> **TASK ITEM**:
Give the number of lines in the listing below that include the word "amet", with nothing more.

> **DATA RECORDS**:

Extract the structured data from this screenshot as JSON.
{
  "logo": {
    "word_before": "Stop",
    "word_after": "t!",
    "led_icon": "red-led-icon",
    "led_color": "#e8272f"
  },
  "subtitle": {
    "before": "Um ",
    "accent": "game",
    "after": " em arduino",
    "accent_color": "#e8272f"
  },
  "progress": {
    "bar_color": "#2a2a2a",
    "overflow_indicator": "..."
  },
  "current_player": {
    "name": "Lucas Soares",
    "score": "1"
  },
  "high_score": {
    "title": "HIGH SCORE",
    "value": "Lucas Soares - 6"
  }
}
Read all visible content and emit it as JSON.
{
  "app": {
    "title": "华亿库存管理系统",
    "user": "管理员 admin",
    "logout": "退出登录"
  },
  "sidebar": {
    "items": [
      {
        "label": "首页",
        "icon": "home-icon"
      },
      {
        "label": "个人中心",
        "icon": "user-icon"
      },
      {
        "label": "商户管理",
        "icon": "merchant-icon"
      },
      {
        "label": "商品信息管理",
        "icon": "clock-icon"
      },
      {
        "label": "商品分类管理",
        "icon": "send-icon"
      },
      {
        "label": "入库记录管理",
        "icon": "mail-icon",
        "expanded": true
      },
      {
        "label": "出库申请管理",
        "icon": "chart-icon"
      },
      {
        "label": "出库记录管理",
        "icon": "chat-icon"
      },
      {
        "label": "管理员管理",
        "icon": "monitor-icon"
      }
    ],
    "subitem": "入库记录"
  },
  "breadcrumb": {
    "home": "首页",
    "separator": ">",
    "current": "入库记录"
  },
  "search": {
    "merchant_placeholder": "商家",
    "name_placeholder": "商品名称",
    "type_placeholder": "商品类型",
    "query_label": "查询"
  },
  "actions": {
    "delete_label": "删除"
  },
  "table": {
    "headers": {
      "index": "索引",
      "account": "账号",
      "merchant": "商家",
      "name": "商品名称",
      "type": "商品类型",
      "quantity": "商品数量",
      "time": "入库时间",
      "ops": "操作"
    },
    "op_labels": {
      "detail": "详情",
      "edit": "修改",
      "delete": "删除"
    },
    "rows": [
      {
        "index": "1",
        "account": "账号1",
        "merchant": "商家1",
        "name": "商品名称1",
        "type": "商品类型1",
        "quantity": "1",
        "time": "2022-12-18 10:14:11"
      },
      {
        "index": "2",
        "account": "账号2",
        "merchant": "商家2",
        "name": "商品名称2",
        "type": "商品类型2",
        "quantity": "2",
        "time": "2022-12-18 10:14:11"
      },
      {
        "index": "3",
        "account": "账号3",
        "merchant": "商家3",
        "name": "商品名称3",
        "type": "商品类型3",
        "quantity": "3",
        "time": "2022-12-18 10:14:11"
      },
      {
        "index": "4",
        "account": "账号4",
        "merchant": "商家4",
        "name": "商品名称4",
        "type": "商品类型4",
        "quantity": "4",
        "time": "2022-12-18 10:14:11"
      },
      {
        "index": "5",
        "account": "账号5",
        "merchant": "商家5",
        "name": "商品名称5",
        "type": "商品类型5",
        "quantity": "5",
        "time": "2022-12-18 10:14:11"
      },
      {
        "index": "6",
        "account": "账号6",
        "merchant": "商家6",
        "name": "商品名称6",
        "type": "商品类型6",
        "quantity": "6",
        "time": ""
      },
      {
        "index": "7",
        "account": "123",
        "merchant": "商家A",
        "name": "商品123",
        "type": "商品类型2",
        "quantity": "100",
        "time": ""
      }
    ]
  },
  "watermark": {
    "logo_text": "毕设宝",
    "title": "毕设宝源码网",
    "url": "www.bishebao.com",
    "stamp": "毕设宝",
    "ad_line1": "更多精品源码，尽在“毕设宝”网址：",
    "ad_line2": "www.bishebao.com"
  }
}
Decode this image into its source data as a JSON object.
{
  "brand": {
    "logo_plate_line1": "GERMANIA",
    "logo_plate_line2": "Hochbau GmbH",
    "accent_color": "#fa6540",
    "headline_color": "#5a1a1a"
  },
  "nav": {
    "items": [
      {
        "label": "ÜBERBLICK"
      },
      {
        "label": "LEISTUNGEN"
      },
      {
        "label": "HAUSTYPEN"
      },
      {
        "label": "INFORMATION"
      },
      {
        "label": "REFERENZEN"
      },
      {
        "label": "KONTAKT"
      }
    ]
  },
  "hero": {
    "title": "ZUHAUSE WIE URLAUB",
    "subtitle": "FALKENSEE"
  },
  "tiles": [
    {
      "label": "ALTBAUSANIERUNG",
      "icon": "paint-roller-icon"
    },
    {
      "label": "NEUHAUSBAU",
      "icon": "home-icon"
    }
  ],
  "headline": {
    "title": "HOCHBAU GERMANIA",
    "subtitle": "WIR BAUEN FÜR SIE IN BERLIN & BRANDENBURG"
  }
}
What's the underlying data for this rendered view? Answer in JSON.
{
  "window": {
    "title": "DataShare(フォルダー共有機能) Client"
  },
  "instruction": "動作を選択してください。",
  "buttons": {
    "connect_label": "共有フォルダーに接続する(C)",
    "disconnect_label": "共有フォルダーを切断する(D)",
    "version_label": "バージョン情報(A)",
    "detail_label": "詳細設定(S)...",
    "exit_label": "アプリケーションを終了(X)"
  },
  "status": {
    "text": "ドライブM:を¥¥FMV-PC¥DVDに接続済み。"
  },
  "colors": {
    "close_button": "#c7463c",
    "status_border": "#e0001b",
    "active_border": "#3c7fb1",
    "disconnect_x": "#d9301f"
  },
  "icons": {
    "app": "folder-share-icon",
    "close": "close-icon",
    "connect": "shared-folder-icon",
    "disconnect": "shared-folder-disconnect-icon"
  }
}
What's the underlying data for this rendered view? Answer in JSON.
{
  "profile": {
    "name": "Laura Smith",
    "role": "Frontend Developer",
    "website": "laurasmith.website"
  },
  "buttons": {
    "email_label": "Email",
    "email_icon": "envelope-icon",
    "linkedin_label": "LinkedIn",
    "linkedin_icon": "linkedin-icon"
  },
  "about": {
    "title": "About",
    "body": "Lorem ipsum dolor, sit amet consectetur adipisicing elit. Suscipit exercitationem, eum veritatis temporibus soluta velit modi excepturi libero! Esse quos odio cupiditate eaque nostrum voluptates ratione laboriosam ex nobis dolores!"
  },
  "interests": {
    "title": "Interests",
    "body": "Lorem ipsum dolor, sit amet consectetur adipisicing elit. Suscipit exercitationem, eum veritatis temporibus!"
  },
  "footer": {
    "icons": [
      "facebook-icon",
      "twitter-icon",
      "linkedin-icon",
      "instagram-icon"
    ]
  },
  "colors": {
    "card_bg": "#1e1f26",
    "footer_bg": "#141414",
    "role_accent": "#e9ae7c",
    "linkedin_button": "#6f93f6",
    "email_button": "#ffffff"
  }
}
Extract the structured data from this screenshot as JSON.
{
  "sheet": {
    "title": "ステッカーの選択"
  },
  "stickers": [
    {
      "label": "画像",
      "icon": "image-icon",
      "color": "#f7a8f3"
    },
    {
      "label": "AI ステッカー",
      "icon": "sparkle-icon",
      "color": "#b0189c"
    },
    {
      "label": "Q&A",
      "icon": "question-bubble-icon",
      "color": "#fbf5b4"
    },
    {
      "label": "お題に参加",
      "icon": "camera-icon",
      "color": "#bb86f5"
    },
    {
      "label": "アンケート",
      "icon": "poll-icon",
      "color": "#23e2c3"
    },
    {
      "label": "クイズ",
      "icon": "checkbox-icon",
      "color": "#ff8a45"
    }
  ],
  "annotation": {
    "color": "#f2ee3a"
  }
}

> **COMPLETED EXERCISE**:
2